- **Task objective**: Repeat each entry in the data, exactly.

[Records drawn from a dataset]
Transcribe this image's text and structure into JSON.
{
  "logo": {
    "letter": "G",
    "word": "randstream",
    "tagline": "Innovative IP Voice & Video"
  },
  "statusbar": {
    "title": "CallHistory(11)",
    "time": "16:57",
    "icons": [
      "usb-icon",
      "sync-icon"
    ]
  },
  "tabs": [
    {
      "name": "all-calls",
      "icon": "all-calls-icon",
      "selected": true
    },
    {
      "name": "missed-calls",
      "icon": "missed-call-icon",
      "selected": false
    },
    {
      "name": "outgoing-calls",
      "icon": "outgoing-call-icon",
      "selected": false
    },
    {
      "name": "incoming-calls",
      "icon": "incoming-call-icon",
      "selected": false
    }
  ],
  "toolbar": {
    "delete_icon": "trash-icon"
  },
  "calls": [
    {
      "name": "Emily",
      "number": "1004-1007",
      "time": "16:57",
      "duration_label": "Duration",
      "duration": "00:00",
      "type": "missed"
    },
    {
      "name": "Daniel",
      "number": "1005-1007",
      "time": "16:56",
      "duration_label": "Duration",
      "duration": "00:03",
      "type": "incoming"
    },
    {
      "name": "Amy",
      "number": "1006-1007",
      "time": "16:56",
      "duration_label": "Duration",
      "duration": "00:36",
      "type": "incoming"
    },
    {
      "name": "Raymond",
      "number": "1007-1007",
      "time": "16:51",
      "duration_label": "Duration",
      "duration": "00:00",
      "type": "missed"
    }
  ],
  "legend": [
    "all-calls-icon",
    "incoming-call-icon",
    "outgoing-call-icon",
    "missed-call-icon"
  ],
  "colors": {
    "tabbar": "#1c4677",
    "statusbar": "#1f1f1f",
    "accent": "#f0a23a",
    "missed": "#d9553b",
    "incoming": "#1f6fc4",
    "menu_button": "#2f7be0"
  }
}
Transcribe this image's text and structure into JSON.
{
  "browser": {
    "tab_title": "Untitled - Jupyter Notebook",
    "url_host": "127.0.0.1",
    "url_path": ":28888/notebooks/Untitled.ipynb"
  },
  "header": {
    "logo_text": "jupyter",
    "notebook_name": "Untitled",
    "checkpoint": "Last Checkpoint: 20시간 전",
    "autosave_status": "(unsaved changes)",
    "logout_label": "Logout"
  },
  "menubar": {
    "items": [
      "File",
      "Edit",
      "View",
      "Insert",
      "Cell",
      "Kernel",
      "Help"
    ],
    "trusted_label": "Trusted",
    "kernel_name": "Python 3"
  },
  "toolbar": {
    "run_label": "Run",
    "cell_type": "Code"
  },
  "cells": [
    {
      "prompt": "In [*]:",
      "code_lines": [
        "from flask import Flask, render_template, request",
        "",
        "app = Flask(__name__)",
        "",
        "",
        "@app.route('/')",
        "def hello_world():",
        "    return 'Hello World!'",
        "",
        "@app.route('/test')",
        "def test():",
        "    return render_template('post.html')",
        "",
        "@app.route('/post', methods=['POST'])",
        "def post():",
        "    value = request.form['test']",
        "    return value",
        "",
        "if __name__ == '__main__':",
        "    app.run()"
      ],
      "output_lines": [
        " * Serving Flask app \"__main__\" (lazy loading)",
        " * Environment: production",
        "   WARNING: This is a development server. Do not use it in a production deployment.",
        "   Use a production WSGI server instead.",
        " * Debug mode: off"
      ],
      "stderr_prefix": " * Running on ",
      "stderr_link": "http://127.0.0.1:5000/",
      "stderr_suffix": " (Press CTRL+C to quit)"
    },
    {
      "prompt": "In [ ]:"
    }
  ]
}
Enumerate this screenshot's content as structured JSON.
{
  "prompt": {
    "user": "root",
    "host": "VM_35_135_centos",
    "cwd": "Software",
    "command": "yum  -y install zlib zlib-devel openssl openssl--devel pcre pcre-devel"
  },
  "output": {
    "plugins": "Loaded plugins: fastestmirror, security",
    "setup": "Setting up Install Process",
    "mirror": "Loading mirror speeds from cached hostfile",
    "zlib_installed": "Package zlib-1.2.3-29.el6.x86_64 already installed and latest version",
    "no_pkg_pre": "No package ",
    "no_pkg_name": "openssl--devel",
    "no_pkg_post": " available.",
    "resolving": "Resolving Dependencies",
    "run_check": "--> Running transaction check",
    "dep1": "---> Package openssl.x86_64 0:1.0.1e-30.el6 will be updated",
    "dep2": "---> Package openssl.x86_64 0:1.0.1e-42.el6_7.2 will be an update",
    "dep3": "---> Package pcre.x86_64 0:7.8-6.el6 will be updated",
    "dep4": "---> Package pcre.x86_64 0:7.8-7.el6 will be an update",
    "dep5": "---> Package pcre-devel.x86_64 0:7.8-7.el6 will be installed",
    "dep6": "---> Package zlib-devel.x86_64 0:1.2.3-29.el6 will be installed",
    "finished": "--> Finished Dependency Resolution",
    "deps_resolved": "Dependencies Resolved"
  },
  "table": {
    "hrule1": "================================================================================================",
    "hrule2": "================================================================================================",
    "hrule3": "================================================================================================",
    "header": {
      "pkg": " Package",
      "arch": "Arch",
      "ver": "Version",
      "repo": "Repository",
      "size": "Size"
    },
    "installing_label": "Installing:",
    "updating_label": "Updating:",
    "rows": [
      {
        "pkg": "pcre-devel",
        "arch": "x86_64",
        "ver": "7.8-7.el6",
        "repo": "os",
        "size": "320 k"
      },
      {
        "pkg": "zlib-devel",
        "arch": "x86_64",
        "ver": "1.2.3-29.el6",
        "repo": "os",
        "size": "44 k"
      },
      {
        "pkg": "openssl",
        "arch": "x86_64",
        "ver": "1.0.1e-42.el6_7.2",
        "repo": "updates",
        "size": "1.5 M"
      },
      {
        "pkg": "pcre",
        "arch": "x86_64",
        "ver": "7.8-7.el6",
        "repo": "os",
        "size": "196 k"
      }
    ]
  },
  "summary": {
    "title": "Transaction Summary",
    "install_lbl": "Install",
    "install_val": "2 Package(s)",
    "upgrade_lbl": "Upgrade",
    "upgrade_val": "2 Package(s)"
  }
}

- **Result below**:
Transcribe this image's text and structure into JSON.
{
  "logo": {
    "letter": "G",
    "word": "randstream",
    "tagline": "Innovative IP Voice & Video"
  },
  "statusbar": {
    "title": "CallHistory(11)",
    "time": "16:57",
    "icons": [
      "usb-icon",
      "sync-icon"
    ]
  },
  "tabs": [
    {
      "name": "all-calls",
      "icon": "all-calls-icon",
      "selected": true
    },
    {
      "name": "missed-calls",
      "icon": "missed-call-icon",
      "selected": false
    },
    {
      "name": "outgoing-calls",
      "icon": "outgoing-call-icon",
      "selected": false
    },
    {
      "name": "incoming-calls",
      "icon": "incoming-call-icon",
      "selected": false
    }
  ],
  "toolbar": {
    "delete_icon": "trash-icon"
  },
  "calls": [
    {
      "name": "Emily",
      "number": "1004-1007",
      "time": "16:57",
      "duration_label": "Duration",
      "duration": "00:00",
      "type": "missed"
    },
    {
      "name": "Daniel",
      "number": "1005-1007",
      "time": "16:56",
      "duration_label": "Duration",
      "duration": "00:03",
      "type": "incoming"
    },
    {
      "name": "Amy",
      "number": "1006-1007",
      "time": "16:56",
      "duration_label": "Duration",
      "duration": "00:36",
      "type": "incoming"
    },
    {
      "name": "Raymond",
      "number": "1007-1007",
      "time": "16:51",
      "duration_label": "Duration",
      "duration": "00:00",
      "type": "missed"
    }
  ],
  "legend": [
    "all-calls-icon",
    "incoming-call-icon",
    "outgoing-call-icon",
    "missed-call-icon"
  ],
  "colors": {
    "tabbar": "#1c4677",
    "statusbar": "#1f1f1f",
    "accent": "#f0a23a",
    "missed": "#d9553b",
    "incoming": "#1f6fc4",
    "menu_button": "#2f7be0"
  }
}
Transcribe this image's text and structure into JSON.
{
  "browser": {
    "tab_title": "Untitled - Jupyter Notebook",
    "url_host": "127.0.0.1",
    "url_path": ":28888/notebooks/Untitled.ipynb"
  },
  "header": {
    "logo_text": "jupyter",
    "notebook_name": "Untitled",
    "checkpoint": "Last Checkpoint: 20시간 전",
    "autosave_status": "(unsaved changes)",
    "logout_label": "Logout"
  },
  "menubar": {
    "items": [
      "File",
      "Edit",
      "View",
      "Insert",
      "Cell",
      "Kernel",
      "Help"
    ],
    "trusted_label": "Trusted",
    "kernel_name": "Python 3"
  },
  "toolbar": {
    "run_label": "Run",
    "cell_type": "Code"
  },
  "cells": [
    {
      "prompt": "In [*]:",
      "code_lines": [
        "from flask import Flask, render_template, request",
        "",
        "app = Flask(__name__)",
        "",
        "",
        "@app.route('/')",
        "def hello_world():",
        "    return 'Hello World!'",
        "",
        "@app.route('/test')",
        "def test():",
        "    return render_template('post.html')",
        "",
        "@app.route('/post', methods=['POST'])",
        "def post():",
        "    value = request.form['test']",
        "    return value",
        "",
        "if __name__ == '__main__':",
        "    app.run()"
      ],
      "output_lines": [
        " * Serving Flask app \"__main__\" (lazy loading)",
        " * Environment: production",
        "   WARNING: This is a development server. Do not use it in a production deployment.",
        "   Use a production WSGI server instead.",
        " * Debug mode: off"
      ],
      "stderr_prefix": " * Running on ",
      "stderr_link": "http://127.0.0.1:5000/",
      "stderr_suffix": " (Press CTRL+C to quit)"
    },
    {
      "prompt": "In [ ]:"
    }
  ]
}
Enumerate this screenshot's content as structured JSON.
{
  "prompt": {
    "user": "root",
    "host": "VM_35_135_centos",
    "cwd": "Software",
    "command": "yum  -y install zlib zlib-devel openssl openssl--devel pcre pcre-devel"
  },
  "output": {
    "plugins": "Loaded plugins: fastestmirror, security",
    "setup": "Setting up Install Process",
    "mirror": "Loading mirror speeds from cached hostfile",
    "zlib_installed": "Package zlib-1.2.3-29.el6.x86_64 already installed and latest version",
    "no_pkg_pre": "No package ",
    "no_pkg_name": "openssl--devel",
    "no_pkg_post": " available.",
    "resolving": "Resolving Dependencies",
    "run_check": "--> Running transaction check",
    "dep1": "---> Package openssl.x86_64 0:1.0.1e-30.el6 will be updated",
    "dep2": "---> Package openssl.x86_64 0:1.0.1e-42.el6_7.2 will be an update",
    "dep3": "---> Package pcre.x86_64 0:7.8-6.el6 will be updated",
    "dep4": "---> Package pcre.x86_64 0:7.8-7.el6 will be an update",
    "dep5": "---> Package pcre-devel.x86_64 0:7.8-7.el6 will be installed",
    "dep6": "---> Package zlib-devel.x86_64 0:1.2.3-29.el6 will be installed",
    "finished": "--> Finished Dependency Resolution",
    "deps_resolved": "Dependencies Resolved"
  },
  "table": {
    "hrule1": "================================================================================================",
    "hrule2": "================================================================================================",
    "hrule3": "================================================================================================",
    "header": {
      "pkg": " Package",
      "arch": "Arch",
      "ver": "Version",
      "repo": "Repository",
      "size": "Size"
    },
    "installing_label": "Installing:",
    "updating_label": "Updating:",
    "rows": [
      {
        "pkg": "pcre-devel",
        "arch": "x86_64",
        "ver": "7.8-7.el6",
        "repo": "os",
        "size": "320 k"
      },
      {
        "pkg": "zlib-devel",
        "arch": "x86_64",
        "ver": "1.2.3-29.el6",
        "repo": "os",
        "size": "44 k"
      },
      {
        "pkg": "openssl",
        "arch": "x86_64",
        "ver": "1.0.1e-42.el6_7.2",
        "repo": "updates",
        "size": "1.5 M"
      },
      {
        "pkg": "pcre",
        "arch": "x86_64",
        "ver": "7.8-7.el6",
        "repo": "os",
        "size": "196 k"
      }
    ]
  },
  "summary": {
    "title": "Transaction Summary",
    "install_lbl": "Install",
    "install_val": "2 Package(s)",
    "upgrade_lbl": "Upgrade",
    "upgrade_val": "2 Package(s)"
  }
}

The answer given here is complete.